met ‘n enkele knoppie
toor hy en verf hy
met ‘n enkele knoppie
ruk hy ons
deur ‘n kuberpoort
tot anderkant duskant
tot daar waar ver is
ruk hy ons
oor ‘n afgrond
van ongeloof
oor pompe en Pompies
en wolke wat vlam
of wat pienk is

My kop op ‘n blok

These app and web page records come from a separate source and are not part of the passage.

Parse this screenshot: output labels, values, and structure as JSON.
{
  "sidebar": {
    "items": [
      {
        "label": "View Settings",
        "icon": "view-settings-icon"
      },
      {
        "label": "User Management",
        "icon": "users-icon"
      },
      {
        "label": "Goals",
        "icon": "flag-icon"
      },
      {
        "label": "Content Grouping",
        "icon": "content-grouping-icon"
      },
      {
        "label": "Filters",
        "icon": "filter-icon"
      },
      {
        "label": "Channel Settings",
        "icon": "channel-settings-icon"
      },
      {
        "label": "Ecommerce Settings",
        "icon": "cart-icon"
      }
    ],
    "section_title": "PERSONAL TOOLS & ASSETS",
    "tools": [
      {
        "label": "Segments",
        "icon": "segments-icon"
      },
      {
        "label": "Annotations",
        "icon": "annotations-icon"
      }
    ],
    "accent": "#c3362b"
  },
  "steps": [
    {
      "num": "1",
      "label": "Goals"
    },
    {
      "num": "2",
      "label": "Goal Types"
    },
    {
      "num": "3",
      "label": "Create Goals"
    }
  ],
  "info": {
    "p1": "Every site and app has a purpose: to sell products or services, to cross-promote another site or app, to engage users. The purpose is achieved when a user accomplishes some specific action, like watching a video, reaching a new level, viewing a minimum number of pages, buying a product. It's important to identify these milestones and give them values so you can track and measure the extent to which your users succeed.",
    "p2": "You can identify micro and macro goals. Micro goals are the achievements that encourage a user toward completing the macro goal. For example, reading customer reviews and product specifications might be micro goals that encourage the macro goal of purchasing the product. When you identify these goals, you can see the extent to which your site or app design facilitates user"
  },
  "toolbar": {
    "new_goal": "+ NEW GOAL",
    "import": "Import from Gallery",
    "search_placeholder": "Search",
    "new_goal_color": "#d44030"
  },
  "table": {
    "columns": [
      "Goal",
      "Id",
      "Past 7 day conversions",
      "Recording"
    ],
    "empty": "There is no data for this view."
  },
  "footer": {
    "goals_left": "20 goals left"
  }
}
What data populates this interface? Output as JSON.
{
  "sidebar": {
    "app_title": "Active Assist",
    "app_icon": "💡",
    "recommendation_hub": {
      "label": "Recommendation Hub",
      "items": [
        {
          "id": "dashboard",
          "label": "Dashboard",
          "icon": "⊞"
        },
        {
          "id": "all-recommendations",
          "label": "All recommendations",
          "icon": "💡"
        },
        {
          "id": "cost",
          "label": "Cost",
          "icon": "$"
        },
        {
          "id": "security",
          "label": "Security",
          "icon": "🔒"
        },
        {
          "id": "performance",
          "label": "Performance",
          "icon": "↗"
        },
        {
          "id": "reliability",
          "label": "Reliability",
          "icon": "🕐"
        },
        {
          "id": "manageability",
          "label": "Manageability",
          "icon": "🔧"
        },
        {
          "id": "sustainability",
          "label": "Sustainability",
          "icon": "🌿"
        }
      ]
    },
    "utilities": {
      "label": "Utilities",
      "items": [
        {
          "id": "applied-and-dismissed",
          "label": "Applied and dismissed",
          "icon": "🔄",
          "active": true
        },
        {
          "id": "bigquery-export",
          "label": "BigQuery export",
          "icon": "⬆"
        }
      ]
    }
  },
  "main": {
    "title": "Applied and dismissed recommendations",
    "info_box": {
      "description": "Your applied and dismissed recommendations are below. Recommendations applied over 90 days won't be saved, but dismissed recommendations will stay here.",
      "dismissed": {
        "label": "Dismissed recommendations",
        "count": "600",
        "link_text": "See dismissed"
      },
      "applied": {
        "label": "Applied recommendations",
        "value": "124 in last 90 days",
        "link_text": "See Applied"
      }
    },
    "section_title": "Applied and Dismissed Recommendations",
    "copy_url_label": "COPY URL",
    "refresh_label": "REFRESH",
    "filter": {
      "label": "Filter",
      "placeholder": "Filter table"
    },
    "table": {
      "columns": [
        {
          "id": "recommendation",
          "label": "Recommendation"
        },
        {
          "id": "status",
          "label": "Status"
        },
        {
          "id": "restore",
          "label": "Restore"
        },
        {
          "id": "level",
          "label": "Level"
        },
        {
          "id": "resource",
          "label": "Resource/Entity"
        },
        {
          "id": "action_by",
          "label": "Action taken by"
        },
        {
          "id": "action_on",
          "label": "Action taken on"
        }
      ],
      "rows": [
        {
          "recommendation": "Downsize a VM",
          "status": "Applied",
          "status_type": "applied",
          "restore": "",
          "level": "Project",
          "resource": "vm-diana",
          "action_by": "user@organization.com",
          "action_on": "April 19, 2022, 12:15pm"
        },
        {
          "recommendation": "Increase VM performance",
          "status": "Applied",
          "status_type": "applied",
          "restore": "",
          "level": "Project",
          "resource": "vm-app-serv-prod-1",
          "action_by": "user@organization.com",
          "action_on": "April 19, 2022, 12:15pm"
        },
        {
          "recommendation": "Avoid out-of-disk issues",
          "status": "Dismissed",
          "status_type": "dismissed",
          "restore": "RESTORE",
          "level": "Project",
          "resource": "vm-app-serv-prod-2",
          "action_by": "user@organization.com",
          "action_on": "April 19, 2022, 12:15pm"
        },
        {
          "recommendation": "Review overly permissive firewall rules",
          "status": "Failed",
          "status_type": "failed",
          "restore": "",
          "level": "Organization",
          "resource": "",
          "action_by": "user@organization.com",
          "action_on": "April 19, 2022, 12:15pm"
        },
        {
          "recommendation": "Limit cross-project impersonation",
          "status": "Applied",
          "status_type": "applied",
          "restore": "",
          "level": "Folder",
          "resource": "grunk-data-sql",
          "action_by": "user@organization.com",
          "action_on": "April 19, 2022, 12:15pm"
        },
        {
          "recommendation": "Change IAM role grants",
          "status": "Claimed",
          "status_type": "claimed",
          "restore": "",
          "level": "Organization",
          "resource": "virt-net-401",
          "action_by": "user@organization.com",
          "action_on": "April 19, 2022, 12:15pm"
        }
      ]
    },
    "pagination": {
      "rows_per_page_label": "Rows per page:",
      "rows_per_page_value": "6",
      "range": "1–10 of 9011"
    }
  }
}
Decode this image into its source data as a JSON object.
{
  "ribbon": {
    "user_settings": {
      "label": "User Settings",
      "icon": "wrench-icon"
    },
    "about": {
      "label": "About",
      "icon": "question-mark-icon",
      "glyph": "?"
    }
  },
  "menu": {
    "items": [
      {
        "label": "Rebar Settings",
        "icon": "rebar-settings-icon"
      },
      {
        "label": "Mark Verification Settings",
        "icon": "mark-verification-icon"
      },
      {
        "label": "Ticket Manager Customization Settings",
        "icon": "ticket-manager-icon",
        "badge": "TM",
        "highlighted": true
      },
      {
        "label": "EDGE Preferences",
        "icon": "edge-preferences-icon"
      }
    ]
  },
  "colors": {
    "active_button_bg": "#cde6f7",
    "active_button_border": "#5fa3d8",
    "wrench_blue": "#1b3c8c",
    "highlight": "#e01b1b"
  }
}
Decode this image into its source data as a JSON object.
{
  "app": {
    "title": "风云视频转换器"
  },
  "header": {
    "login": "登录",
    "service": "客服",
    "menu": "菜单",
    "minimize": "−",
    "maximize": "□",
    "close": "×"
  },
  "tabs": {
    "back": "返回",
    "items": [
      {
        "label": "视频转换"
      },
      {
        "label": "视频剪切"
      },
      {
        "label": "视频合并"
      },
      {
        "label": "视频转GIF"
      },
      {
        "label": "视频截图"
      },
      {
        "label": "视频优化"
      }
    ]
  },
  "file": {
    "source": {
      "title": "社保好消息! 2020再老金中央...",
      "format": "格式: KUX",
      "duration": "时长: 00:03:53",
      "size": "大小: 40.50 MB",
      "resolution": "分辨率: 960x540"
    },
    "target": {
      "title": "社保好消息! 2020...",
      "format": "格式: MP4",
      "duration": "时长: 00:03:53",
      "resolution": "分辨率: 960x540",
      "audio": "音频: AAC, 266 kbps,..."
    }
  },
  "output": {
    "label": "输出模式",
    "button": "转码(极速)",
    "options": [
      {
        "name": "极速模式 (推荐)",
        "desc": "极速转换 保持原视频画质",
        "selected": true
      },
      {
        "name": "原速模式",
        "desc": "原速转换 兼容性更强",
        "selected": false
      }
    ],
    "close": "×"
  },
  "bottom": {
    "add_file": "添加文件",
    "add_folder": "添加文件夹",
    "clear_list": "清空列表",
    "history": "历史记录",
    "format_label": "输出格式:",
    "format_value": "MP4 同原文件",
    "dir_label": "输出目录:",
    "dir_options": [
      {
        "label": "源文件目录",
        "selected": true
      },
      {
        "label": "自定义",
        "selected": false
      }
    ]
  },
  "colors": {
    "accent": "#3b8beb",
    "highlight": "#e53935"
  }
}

Baie dankie, Mykopop – jy het vandag vir my en my kiekies ‘n woordkuns-skadu kom maak. Ek waardeer dit opreg.